More people are killed by knives in Britain than by any other weapon.
Of the 820 homicides in 2005 in England and Wales, 236 - or 29pc - were with a knife or other sharp instrument. Those figures showed that knives are used in 6pc of all violent crimes.
Meanwhile, British Crime Survey figures suggest there are around 100 violent incidents against adults involving knives every day in England and Wales.
Under current legislation, it is an offence to carry a knife in public without “good reason or lawful authority”, with the exception of a folding pocket knife with a blade less than three inches long.
Possession of an offensive weapon carries a maximum penalty of four years' imprisonment.
The 2006 Violent Crime Reduction Act banned the sale of knives to anyone under 18 and it was already an offence under the Prevention of Crime Act 1953 to have an offensive weapon in a public place.
Suffolk police have launched various crackdowns on knife-related crimes in recent years, including a month-long amnesty held in 2006 that saw more than 1,500 blades handed in.
Those 17 or younger in Suffolk carrying:
Weapons (excluding knives) Knives
1997 - 13 4
1998 - 9 3
1999 - 19 8
2000 - 12 7
2001 - 12 6
2002 - 27 18
2003 - 26 15
2004 - 24 13
2005 - 42 16
2006 - 38 18
Those 18 or over in Suffolk carrying:
Weapons (excluding knives) Knives
1997 - 87 27
1998 - 59 19
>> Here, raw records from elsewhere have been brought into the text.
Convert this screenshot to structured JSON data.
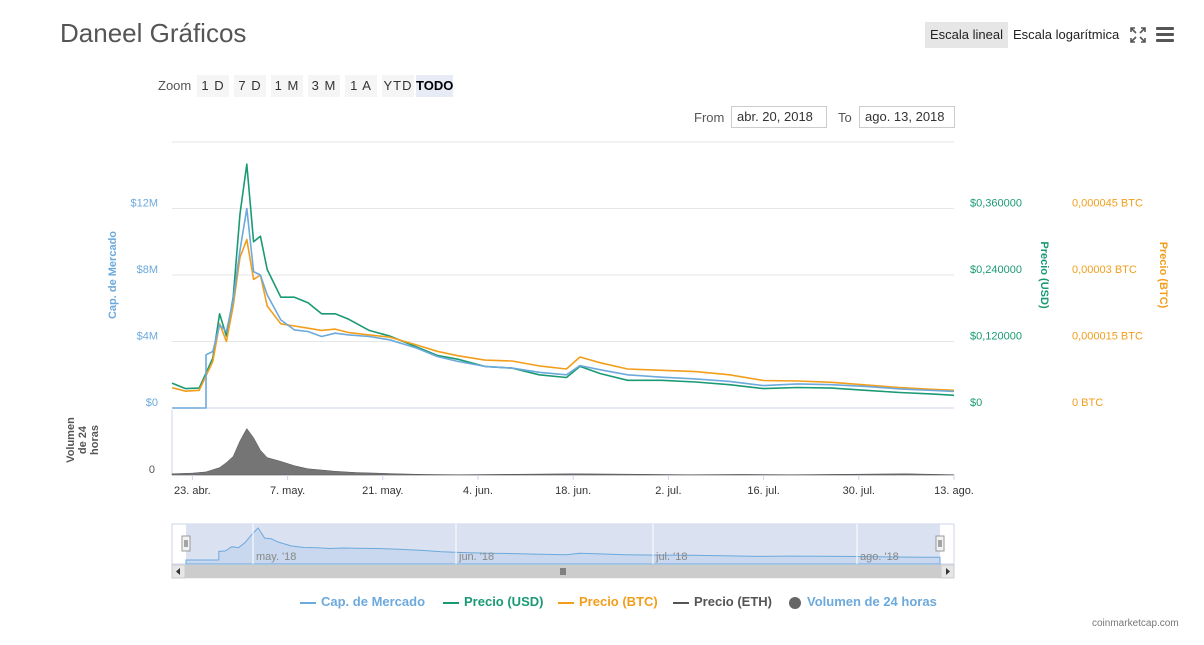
{
  "header": {
    "title": "Daneel Gráficos",
    "linear_scale": "Escala lineal",
    "log_scale": "Escala logarítmica"
  },
  "zoom": {
    "label": "Zoom",
    "buttons": [
      "1 D",
      "7 D",
      "1 M",
      "3 M",
      "1 A",
      "YTD",
      "TODO"
    ],
    "active": "TODO"
  },
  "range": {
    "from_label": "From",
    "from_value": "abr. 20, 2018",
    "to_label": "To",
    "to_value": "ago. 13, 2018"
  },
  "legend": {
    "market_cap": "Cap. de Mercado",
    "price_usd": "Precio (USD)",
    "price_btc": "Precio (BTC)",
    "price_eth": "Precio (ETH)",
    "volume": "Volumen de 24 horas"
  },
  "credits": "coinmarketcap.com",
  "colors": {
    "market_cap": "#6ca9dc",
    "price_usd": "#1a9a74",
    "price_btc": "#f29e1c",
    "price_eth": "#555555",
    "volume": "#555555",
    "navigator_fill": "#d4dcef"
  },
  "chart_data": {
    "type": "line",
    "x_range": [
      "2018-04-20",
      "2018-08-13"
    ],
    "x_ticks": [
      "23. abr.",
      "7. may.",
      "21. may.",
      "4. jun.",
      "18. jun.",
      "2. jul.",
      "16. jul.",
      "30. jul.",
      "13. ago."
    ],
    "axes": {
      "market_cap": {
        "title": "Cap. de Mercado",
        "ticks": [
          "$0",
          "$4M",
          "$8M",
          "$12M"
        ],
        "ylim": [
          0,
          16000000
        ]
      },
      "price_usd": {
        "title": "Precio (USD)",
        "ticks": [
          "$0",
          "$0,120000",
          "$0,240000",
          "$0,360000"
        ],
        "ylim": [
          0,
          0.48
        ]
      },
      "price_btc": {
        "title": "Precio (BTC)",
        "ticks": [
          "0 BTC",
          "0,000015 BTC",
          "0,00003 BTC",
          "0,000045 BTC"
        ],
        "ylim": [
          0,
          6e-05
        ]
      },
      "volume": {
        "title": "Volumen de 24 horas",
        "ticks": [
          "0"
        ]
      }
    },
    "navigator_ticks": [
      "may. '18",
      "jun. '18",
      "jul. '18",
      "ago. '18"
    ],
    "series": [
      {
        "name": "Precio (USD)",
        "axis": "price_usd",
        "color": "#1a9a74",
        "points": [
          [
            "2018-04-20",
            0.045
          ],
          [
            "2018-04-22",
            0.035
          ],
          [
            "2018-04-24",
            0.036
          ],
          [
            "2018-04-26",
            0.09
          ],
          [
            "2018-04-27",
            0.17
          ],
          [
            "2018-04-28",
            0.13
          ],
          [
            "2018-04-29",
            0.2
          ],
          [
            "2018-04-30",
            0.35
          ],
          [
            "2018-05-01",
            0.44
          ],
          [
            "2018-05-02",
            0.3
          ],
          [
            "2018-05-03",
            0.31
          ],
          [
            "2018-05-04",
            0.25
          ],
          [
            "2018-05-06",
            0.2
          ],
          [
            "2018-05-08",
            0.2
          ],
          [
            "2018-05-10",
            0.19
          ],
          [
            "2018-05-12",
            0.17
          ],
          [
            "2018-05-14",
            0.17
          ],
          [
            "2018-05-16",
            0.16
          ],
          [
            "2018-05-19",
            0.14
          ],
          [
            "2018-05-22",
            0.13
          ],
          [
            "2018-05-26",
            0.11
          ],
          [
            "2018-05-29",
            0.095
          ],
          [
            "2018-06-01",
            0.088
          ],
          [
            "2018-06-05",
            0.075
          ],
          [
            "2018-06-09",
            0.072
          ],
          [
            "2018-06-13",
            0.06
          ],
          [
            "2018-06-17",
            0.055
          ],
          [
            "2018-06-19",
            0.075
          ],
          [
            "2018-06-22",
            0.062
          ],
          [
            "2018-06-26",
            0.05
          ],
          [
            "2018-07-01",
            0.05
          ],
          [
            "2018-07-06",
            0.047
          ],
          [
            "2018-07-11",
            0.042
          ],
          [
            "2018-07-16",
            0.035
          ],
          [
            "2018-07-21",
            0.037
          ],
          [
            "2018-07-26",
            0.036
          ],
          [
            "2018-07-31",
            0.032
          ],
          [
            "2018-08-05",
            0.028
          ],
          [
            "2018-08-10",
            0.025
          ],
          [
            "2018-08-13",
            0.023
          ]
        ]
      },
      {
        "name": "Precio (BTC)",
        "axis": "price_btc",
        "color": "#f29e1c",
        "points": [
          [
            "2018-04-20",
            4.6e-06
          ],
          [
            "2018-04-22",
            3.8e-06
          ],
          [
            "2018-04-24",
            4e-06
          ],
          [
            "2018-04-26",
            1.05e-05
          ],
          [
            "2018-04-27",
            1.9e-05
          ],
          [
            "2018-04-28",
            1.5e-05
          ],
          [
            "2018-04-29",
            2.3e-05
          ],
          [
            "2018-04-30",
            3.4e-05
          ],
          [
            "2018-05-01",
            3.8e-05
          ],
          [
            "2018-05-02",
            2.9e-05
          ],
          [
            "2018-05-03",
            3e-05
          ],
          [
            "2018-05-04",
            2.3e-05
          ],
          [
            "2018-05-06",
            1.9e-05
          ],
          [
            "2018-05-08",
            1.85e-05
          ],
          [
            "2018-05-10",
            1.8e-05
          ],
          [
            "2018-05-12",
            1.75e-05
          ],
          [
            "2018-05-14",
            1.78e-05
          ],
          [
            "2018-05-16",
            1.7e-05
          ],
          [
            "2018-05-19",
            1.65e-05
          ],
          [
            "2018-05-22",
            1.6e-05
          ],
          [
            "2018-05-26",
            1.42e-05
          ],
          [
            "2018-05-29",
            1.28e-05
          ],
          [
            "2018-06-01",
            1.18e-05
          ],
          [
            "2018-06-05",
            1.08e-05
          ],
          [
            "2018-06-09",
            1.06e-05
          ],
          [
            "2018-06-13",
            9.5e-06
          ],
          [
            "2018-06-17",
            8.8e-06
          ],
          [
            "2018-06-19",
            1.15e-05
          ],
          [
            "2018-06-22",
            1.02e-05
          ],
          [
            "2018-06-26",
            8.8e-06
          ],
          [
            "2018-07-01",
            8.5e-06
          ],
          [
            "2018-07-06",
            8.2e-06
          ],
          [
            "2018-07-11",
            7.5e-06
          ],
          [
            "2018-07-16",
            6.2e-06
          ],
          [
            "2018-07-21",
            6.1e-06
          ],
          [
            "2018-07-26",
            5.8e-06
          ],
          [
            "2018-07-31",
            5.2e-06
          ],
          [
            "2018-08-05",
            4.6e-06
          ],
          [
            "2018-08-10",
            4.2e-06
          ],
          [
            "2018-08-13",
            4e-06
          ]
        ]
      },
      {
        "name": "Cap. de Mercado",
        "axis": "market_cap",
        "color": "#6ca9dc",
        "points": [
          [
            "2018-04-20",
            0
          ],
          [
            "2018-04-22",
            0
          ],
          [
            "2018-04-24",
            0
          ],
          [
            "2018-04-25",
            0
          ],
          [
            "2018-04-25",
            3200000
          ],
          [
            "2018-04-26",
            3400000
          ],
          [
            "2018-04-27",
            5000000
          ],
          [
            "2018-04-28",
            4600000
          ],
          [
            "2018-04-29",
            6500000
          ],
          [
            "2018-04-30",
            9500000
          ],
          [
            "2018-05-01",
            12000000
          ],
          [
            "2018-05-02",
            8200000
          ],
          [
            "2018-05-03",
            8000000
          ],
          [
            "2018-05-04",
            6800000
          ],
          [
            "2018-05-06",
            5300000
          ],
          [
            "2018-05-08",
            4700000
          ],
          [
            "2018-05-10",
            4600000
          ],
          [
            "2018-05-12",
            4300000
          ],
          [
            "2018-05-14",
            4500000
          ],
          [
            "2018-05-16",
            4400000
          ],
          [
            "2018-05-19",
            4300000
          ],
          [
            "2018-05-22",
            4100000
          ],
          [
            "2018-05-26",
            3600000
          ],
          [
            "2018-05-29",
            3100000
          ],
          [
            "2018-06-01",
            2800000
          ],
          [
            "2018-06-05",
            2500000
          ],
          [
            "2018-06-09",
            2400000
          ],
          [
            "2018-06-13",
            2150000
          ],
          [
            "2018-06-17",
            2000000
          ],
          [
            "2018-06-19",
            2550000
          ],
          [
            "2018-06-22",
            2300000
          ],
          [
            "2018-06-26",
            2000000
          ],
          [
            "2018-07-01",
            1850000
          ],
          [
            "2018-07-06",
            1750000
          ],
          [
            "2018-07-11",
            1600000
          ],
          [
            "2018-07-16",
            1350000
          ],
          [
            "2018-07-21",
            1450000
          ],
          [
            "2018-07-26",
            1400000
          ],
          [
            "2018-07-31",
            1300000
          ],
          [
            "2018-08-05",
            1150000
          ],
          [
            "2018-08-10",
            1050000
          ],
          [
            "2018-08-13",
            1000000
          ]
        ]
      }
    ],
    "volume": {
      "name": "Volumen de 24 horas",
      "points": [
        [
          "2018-04-20",
          0.02
        ],
        [
          "2018-04-23",
          0.03
        ],
        [
          "2018-04-25",
          0.05
        ],
        [
          "2018-04-27",
          0.12
        ],
        [
          "2018-04-28",
          0.2
        ],
        [
          "2018-04-29",
          0.3
        ],
        [
          "2018-04-30",
          0.55
        ],
        [
          "2018-05-01",
          0.75
        ],
        [
          "2018-05-02",
          0.6
        ],
        [
          "2018-05-03",
          0.4
        ],
        [
          "2018-05-04",
          0.28
        ],
        [
          "2018-05-06",
          0.22
        ],
        [
          "2018-05-08",
          0.15
        ],
        [
          "2018-05-10",
          0.1
        ],
        [
          "2018-05-12",
          0.08
        ],
        [
          "2018-05-14",
          0.06
        ],
        [
          "2018-05-17",
          0.04
        ],
        [
          "2018-05-20",
          0.03
        ],
        [
          "2018-05-23",
          0.02
        ],
        [
          "2018-05-27",
          0.01
        ],
        [
          "2018-06-01",
          0.005
        ],
        [
          "2018-06-18",
          0.02
        ],
        [
          "2018-06-25",
          0.015
        ],
        [
          "2018-07-05",
          0.005
        ],
        [
          "2018-07-13",
          0.01
        ],
        [
          "2018-07-20",
          0.005
        ],
        [
          "2018-08-06",
          0.02
        ],
        [
          "2018-08-13",
          0.005
        ]
      ]
    },
    "grid": true,
    "legend_position": "bottom"
  }
}
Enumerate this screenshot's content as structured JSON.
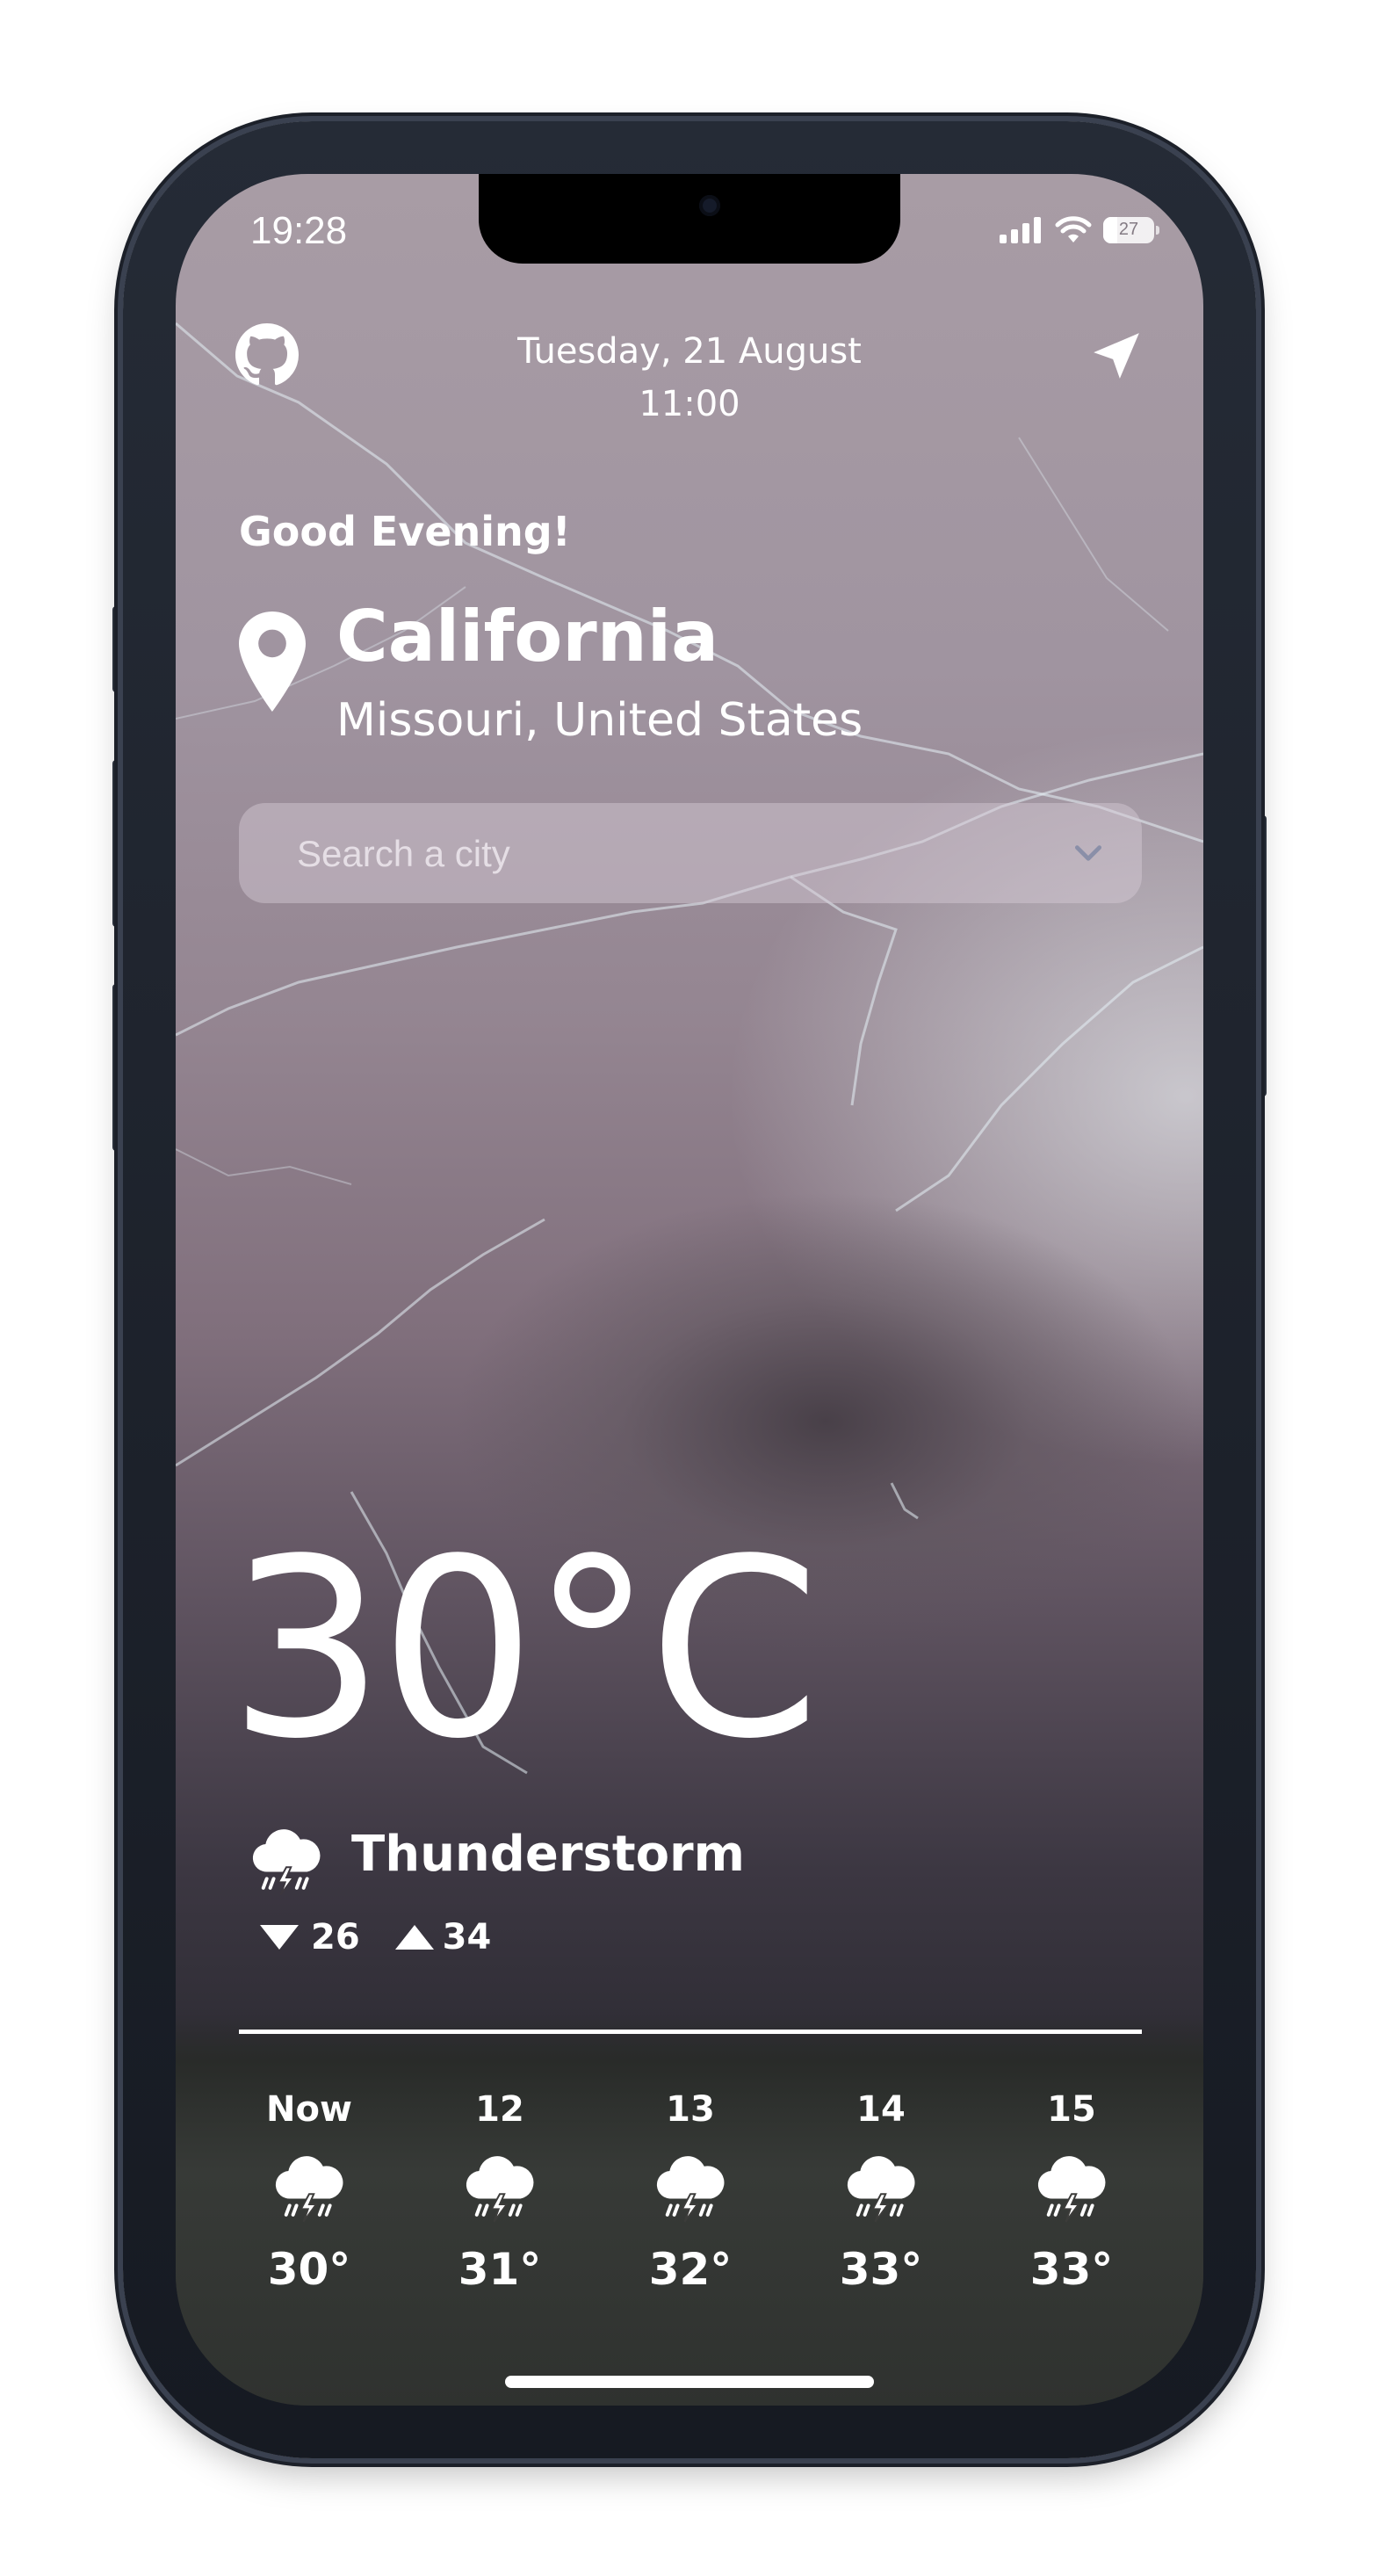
{
  "status_bar": {
    "time": "19:28",
    "battery": "27"
  },
  "header": {
    "date": "Tuesday, 21 August",
    "time": "11:00"
  },
  "greeting": "Good Evening!",
  "location": {
    "city": "California",
    "region": "Missouri, United States"
  },
  "search": {
    "placeholder": "Search a city"
  },
  "current": {
    "temperature": "30°C",
    "condition": "Thunderstorm",
    "min": "26",
    "max": "34"
  },
  "forecast": [
    {
      "hour": "Now",
      "temp": "30°"
    },
    {
      "hour": "12",
      "temp": "31°"
    },
    {
      "hour": "13",
      "temp": "32°"
    },
    {
      "hour": "14",
      "temp": "33°"
    },
    {
      "hour": "15",
      "temp": "33°"
    }
  ],
  "icons": {
    "github": "github-icon",
    "navigation": "navigation-arrow-icon",
    "pin": "location-pin-icon",
    "chevron": "chevron-down-icon",
    "weather": "thunderstorm-icon"
  },
  "colors": {
    "text": "#ffffff",
    "search_bg": "#d7cdd6"
  }
}
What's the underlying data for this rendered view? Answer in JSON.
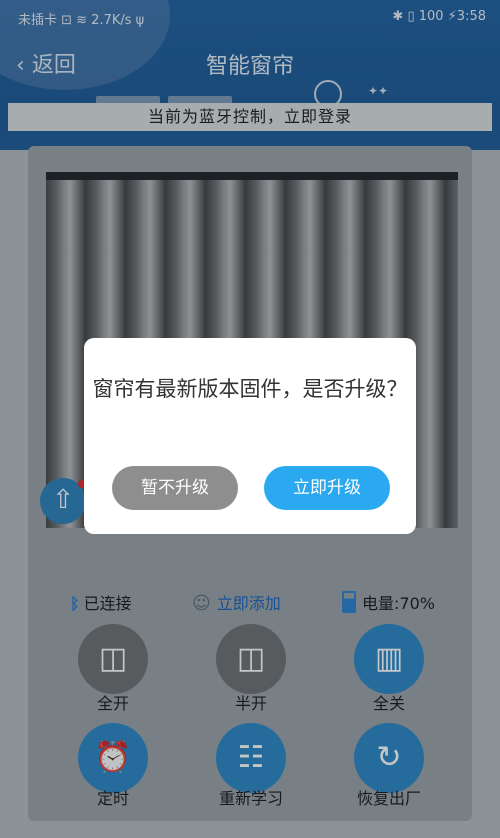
{
  "status_bar": {
    "left": "未插卡 ⊡ ≋ 2.7K/s ψ",
    "right": "✱ ▯ 100 ⚡3:58"
  },
  "header": {
    "back_label": "返回",
    "title": "智能窗帘",
    "banner": "当前为蓝牙控制，立即登录"
  },
  "dialog": {
    "message": "窗帘有最新版本固件，是否升级？",
    "cancel_label": "暂不升级",
    "confirm_label": "立即升级"
  },
  "info": {
    "connection": "已连接",
    "add_label": "立即添加",
    "battery": "电量:70%",
    "battery_level": 0.7
  },
  "controls": {
    "row1": [
      {
        "label": "全开",
        "icon": "curtain-full-open-icon"
      },
      {
        "label": "半开",
        "icon": "curtain-half-open-icon"
      },
      {
        "label": "全关",
        "icon": "curtain-close-icon"
      }
    ],
    "row2": [
      {
        "label": "定时",
        "icon": "alarm-clock-icon"
      },
      {
        "label": "重新学习",
        "icon": "book-icon"
      },
      {
        "label": "恢复出厂",
        "icon": "refresh-icon"
      }
    ]
  },
  "colors": {
    "accent": "#2aa8f0",
    "header": "#1f5f9e"
  }
}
1999 - 82 18
2000 - 83 23
2001 - 74 25
2002 - 92 43
2003 - 111 37
2004 - 128 55
2005 - 130 53
2006 - 170 88